Sprints after sprints, I noticed some inefficiencies on the MobileDev side. People working multiple sprints in a row on their Xcode / Objective-C codebase while some others were working on Android Studio. After which, QA & Product ensured both applications were in sync, on a UI/UX standpoint, creating addional work, which also happened to be extremely costly.
Our resources being so limited, my role was to stop this bleeding and keep my team productive and their time, valuable.
After some analysis, discussions, proof of concepts... etc. We decided to move to a single codebase using React Native so our velocity would increase.
After some initial investment, our initial assumptions were confirmed and we indeed started to ship features a lot faster than ever before. Also, our engineers found a way to perform this upgrade incrementally, so the initial platform-specific codebase wouldn't have to entirely be rewritten at once but only gradually and at will.
Feedback around React Native was very positive. And I doubt - for the kind of application we had - no one would want to go back to two or more code bases. Our application was still as Native as it gets. And no feature or device capability was compromised.
I use Visual Studio because it provides me best default configuration for development. Less choice helps me concentrate on the product. In a sense it is iPhone of software development for me. When my laptop broke, I just download latest version of VS and start coding without any configuration. For sure it has best editor in terms of perceived responsiveness. Could not say the same for IntelliJ IDEA unfortunately.
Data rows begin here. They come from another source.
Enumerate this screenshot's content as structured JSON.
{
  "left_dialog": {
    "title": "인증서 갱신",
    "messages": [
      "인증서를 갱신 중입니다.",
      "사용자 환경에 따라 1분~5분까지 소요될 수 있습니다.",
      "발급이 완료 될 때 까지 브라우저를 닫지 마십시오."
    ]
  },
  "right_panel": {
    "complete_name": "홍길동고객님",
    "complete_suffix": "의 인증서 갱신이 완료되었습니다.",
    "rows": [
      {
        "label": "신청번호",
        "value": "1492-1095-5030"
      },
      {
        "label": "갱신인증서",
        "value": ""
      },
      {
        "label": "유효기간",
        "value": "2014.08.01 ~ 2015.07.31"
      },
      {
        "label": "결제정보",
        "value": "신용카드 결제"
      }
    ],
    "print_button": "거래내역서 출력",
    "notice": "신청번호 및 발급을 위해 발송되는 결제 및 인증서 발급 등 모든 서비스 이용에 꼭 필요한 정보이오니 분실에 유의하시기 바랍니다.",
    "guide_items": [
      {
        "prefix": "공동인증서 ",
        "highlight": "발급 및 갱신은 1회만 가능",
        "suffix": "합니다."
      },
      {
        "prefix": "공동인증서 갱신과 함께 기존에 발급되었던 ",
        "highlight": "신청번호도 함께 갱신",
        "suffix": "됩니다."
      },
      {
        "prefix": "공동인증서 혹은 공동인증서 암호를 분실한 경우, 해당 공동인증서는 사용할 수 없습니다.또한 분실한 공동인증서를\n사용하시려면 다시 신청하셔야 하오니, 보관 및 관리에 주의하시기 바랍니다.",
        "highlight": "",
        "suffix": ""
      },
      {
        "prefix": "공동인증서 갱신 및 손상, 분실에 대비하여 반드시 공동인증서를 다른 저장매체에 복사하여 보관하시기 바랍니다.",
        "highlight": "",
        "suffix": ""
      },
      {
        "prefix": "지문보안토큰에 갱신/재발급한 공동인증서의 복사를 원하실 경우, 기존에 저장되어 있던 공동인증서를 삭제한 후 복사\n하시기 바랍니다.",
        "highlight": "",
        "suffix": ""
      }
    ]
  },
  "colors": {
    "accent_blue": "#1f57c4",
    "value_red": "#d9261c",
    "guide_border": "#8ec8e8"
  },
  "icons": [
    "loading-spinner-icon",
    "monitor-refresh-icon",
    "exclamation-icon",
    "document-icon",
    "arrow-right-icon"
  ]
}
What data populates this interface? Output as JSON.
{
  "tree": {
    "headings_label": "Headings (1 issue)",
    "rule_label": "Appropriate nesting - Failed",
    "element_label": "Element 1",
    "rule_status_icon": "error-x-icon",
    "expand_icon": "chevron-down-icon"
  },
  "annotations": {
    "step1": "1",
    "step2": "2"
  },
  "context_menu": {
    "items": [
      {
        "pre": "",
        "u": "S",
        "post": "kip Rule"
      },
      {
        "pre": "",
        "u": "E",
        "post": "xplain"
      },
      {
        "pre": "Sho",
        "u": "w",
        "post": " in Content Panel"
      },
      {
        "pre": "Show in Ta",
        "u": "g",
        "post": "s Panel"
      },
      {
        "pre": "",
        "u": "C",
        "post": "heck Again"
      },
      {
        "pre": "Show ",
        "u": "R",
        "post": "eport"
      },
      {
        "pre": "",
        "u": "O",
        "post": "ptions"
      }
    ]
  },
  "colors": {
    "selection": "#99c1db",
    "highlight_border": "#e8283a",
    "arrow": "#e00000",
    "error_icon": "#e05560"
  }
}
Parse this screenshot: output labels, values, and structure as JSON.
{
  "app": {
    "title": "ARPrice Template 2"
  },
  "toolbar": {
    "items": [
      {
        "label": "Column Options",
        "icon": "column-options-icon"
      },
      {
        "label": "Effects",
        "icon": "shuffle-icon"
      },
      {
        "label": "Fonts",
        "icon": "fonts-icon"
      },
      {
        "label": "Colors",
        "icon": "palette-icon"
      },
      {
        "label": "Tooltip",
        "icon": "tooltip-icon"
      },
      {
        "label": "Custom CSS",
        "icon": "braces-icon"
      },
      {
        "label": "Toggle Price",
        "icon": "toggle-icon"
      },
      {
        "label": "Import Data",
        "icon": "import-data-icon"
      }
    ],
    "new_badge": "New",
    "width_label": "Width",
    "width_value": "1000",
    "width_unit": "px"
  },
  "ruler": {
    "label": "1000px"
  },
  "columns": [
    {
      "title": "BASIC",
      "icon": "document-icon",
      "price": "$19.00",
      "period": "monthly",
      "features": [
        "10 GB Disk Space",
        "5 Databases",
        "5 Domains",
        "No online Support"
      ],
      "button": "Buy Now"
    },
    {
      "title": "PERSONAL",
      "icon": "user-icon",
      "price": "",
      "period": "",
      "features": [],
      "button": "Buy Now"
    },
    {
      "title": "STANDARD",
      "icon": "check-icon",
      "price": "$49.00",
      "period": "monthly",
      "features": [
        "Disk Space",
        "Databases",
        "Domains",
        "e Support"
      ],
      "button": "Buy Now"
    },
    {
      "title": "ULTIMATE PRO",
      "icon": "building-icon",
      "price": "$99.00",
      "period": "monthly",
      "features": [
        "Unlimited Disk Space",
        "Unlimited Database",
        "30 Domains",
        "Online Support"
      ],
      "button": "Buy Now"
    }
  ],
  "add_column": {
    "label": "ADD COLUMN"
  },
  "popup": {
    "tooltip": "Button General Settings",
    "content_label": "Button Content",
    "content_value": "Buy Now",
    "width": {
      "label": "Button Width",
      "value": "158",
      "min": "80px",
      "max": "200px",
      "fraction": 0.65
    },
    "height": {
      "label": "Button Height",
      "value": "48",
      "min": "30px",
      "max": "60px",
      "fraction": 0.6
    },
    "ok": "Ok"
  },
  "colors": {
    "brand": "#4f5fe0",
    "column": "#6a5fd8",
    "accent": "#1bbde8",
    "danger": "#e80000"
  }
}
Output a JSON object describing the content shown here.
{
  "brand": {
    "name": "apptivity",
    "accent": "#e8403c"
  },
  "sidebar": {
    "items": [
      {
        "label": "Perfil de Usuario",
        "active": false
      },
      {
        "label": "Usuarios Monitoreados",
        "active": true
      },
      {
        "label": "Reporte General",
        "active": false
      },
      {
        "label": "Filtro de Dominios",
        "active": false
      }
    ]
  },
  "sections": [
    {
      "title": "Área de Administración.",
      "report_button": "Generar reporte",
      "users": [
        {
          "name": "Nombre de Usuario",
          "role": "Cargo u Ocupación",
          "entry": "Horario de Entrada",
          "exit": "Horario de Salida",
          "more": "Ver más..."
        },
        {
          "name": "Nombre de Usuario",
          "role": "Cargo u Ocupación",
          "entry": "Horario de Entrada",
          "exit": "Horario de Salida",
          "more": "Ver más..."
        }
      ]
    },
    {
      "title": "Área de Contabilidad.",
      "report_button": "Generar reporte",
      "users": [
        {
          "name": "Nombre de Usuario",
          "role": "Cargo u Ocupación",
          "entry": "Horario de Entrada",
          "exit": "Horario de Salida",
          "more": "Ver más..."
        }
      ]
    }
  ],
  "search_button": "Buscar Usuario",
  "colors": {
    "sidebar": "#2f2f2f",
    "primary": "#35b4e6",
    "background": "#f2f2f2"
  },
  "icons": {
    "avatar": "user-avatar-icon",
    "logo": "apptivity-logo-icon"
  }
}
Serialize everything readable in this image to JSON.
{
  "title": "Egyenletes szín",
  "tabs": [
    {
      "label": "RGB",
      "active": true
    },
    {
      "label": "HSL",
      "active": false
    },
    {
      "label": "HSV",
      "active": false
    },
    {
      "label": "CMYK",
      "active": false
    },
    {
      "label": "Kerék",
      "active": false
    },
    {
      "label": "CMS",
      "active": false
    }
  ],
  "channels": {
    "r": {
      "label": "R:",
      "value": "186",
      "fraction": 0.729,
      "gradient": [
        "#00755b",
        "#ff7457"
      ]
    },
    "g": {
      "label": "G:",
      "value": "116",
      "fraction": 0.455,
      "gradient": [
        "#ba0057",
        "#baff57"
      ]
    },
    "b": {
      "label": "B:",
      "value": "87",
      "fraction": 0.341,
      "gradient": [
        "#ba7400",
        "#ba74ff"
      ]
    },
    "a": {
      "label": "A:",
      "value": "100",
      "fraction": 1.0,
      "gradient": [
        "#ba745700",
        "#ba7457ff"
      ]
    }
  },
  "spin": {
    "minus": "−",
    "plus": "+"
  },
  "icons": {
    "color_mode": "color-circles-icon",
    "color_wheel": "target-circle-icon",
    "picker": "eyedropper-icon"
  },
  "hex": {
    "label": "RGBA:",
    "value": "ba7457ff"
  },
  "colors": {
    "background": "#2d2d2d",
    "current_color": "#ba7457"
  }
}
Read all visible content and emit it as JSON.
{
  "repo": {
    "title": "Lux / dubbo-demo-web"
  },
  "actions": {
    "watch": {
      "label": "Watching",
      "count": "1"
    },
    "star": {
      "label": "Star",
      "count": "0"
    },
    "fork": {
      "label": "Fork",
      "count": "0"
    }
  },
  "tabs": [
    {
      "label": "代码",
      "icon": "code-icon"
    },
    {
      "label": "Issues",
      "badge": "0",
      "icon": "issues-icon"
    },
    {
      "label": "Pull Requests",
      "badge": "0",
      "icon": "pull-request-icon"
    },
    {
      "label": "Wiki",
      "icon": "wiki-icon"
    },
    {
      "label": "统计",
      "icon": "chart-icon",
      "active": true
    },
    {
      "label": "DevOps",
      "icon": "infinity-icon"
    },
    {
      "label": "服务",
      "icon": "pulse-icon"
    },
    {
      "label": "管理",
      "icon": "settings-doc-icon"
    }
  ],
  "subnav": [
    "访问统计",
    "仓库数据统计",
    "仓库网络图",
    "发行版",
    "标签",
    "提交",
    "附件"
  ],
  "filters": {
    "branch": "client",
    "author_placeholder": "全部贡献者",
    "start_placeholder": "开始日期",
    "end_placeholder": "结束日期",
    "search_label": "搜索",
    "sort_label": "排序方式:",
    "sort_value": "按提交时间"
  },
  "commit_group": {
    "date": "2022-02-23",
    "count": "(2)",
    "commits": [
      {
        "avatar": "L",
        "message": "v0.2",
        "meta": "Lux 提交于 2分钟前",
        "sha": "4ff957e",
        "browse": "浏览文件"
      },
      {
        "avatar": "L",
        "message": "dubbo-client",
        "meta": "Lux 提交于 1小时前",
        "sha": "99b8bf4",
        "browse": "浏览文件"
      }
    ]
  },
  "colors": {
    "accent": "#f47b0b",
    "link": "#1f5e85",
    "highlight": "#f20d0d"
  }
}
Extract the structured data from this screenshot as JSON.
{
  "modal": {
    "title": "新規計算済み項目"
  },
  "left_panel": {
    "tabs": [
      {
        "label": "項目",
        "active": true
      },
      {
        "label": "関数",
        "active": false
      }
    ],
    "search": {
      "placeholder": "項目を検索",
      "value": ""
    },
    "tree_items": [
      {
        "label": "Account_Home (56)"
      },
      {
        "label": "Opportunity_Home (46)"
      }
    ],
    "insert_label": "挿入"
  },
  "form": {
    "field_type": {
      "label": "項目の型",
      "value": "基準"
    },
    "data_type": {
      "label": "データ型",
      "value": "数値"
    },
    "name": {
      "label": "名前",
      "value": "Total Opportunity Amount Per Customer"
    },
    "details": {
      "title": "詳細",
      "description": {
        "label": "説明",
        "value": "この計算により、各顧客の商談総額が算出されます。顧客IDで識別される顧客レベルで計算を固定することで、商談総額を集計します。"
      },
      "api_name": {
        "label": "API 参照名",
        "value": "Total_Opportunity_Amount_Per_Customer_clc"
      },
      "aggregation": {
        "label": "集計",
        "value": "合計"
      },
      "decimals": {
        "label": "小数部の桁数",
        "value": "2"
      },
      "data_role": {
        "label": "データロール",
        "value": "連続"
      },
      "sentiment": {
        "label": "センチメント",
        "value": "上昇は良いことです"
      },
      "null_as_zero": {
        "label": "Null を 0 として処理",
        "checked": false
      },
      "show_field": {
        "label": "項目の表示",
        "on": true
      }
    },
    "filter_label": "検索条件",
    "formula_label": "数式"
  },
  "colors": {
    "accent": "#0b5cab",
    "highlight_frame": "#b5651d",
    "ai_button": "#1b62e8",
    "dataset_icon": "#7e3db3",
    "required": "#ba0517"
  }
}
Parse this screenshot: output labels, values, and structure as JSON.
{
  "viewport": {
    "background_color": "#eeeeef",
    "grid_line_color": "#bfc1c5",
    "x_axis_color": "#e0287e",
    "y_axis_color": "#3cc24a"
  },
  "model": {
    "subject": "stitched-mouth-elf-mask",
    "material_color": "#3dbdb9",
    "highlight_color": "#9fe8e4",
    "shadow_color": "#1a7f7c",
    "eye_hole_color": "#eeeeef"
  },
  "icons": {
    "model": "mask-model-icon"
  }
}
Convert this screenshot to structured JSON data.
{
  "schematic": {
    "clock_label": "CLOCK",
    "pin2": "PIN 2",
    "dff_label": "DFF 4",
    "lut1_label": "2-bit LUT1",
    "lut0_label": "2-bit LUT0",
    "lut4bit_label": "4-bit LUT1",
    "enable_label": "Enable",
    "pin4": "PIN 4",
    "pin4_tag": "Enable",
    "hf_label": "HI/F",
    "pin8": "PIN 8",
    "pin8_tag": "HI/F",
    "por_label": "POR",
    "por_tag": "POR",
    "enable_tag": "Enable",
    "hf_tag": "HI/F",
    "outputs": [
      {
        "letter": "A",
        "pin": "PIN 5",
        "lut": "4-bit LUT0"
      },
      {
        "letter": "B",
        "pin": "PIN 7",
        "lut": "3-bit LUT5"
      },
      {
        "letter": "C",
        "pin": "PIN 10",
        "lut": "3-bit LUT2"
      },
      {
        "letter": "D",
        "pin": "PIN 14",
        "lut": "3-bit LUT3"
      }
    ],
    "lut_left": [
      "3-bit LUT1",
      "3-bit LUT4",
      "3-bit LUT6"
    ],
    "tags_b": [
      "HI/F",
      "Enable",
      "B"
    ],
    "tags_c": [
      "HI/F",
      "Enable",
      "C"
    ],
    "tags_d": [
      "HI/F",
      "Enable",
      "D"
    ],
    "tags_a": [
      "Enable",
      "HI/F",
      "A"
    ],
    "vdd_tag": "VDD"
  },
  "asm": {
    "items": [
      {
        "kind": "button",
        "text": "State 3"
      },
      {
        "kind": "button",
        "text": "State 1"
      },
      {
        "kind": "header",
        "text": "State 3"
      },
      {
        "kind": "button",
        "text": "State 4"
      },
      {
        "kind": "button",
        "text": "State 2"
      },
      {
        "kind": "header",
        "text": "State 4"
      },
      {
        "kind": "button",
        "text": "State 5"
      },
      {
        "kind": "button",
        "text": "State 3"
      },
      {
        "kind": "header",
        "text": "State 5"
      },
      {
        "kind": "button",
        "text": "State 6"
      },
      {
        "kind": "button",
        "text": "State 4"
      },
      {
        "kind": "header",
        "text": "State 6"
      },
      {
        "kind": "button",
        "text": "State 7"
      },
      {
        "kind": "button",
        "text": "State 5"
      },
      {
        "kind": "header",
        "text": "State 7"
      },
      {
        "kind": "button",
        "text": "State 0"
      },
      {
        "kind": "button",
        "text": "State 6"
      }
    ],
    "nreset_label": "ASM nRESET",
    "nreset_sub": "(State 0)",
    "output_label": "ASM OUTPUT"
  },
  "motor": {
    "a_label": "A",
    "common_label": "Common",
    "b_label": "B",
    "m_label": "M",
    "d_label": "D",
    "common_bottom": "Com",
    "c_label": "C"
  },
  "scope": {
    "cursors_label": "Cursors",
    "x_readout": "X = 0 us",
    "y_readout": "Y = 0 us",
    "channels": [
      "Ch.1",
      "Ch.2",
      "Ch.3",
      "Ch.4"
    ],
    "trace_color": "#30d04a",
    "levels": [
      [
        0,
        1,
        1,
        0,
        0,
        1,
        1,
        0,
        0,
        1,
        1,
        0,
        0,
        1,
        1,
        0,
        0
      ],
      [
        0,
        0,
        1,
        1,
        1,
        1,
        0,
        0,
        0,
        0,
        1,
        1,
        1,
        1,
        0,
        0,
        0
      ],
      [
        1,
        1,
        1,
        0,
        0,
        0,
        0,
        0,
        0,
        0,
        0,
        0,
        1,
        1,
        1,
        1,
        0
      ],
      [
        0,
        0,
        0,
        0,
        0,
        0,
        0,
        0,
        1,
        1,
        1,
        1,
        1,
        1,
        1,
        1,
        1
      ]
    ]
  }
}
Supports many languages, wide variety of plugins
We are an ASP.NET shop, so it is fitting that we use Visual Studio. The biggest advantage that VS gives us is the first-class debugger, and the ReSharper refactoring tools. We do use Sublime, Brackets, Vim, Emacs, and other editors in conjunction with VS since VS does can take a long time to load.
An IDE which I use for at least ten years now. Roslyn is getting better and better, but VS Code seems better now. A bit obsolete concept, but the extra tools (like git integration, azure browsing, preset projects and solutions) makes it still very useful.
PrometheanTV builds applications and services utilizing a variety of languages and technologies. The Visual Studio IDE is used by various technical staff to build software on a variety of languages supported by the IDE including C#, HTML/CSS/JS, etc.
Even though React Native takes care of most of the heavy lifting, there are still some cases where we need xcode. These cases include app icon integration, mobile deployments, loading screens, ect...
been a while since i've used visual studio. developed the tools for superman returns in it. liked the debugging but not much else. only played with the newest version a couple of times.
Xcode is our primary development platform for iOS applications, with a very fully featured set of dev tools for the platform. For everything else, there's Sublime Text 3.
Best open source, good replacement for Visual Studio. I'm using it as my development environment in C# and Dynamics 365 Business Central (extension development).
Experience with Xcode in the context of iOS development. This includes Storyboards, Debugging tools and the Simulator.
QA and Testing have been so much easier with the help of its simulators on Apple Devices like; iPhones and iPads.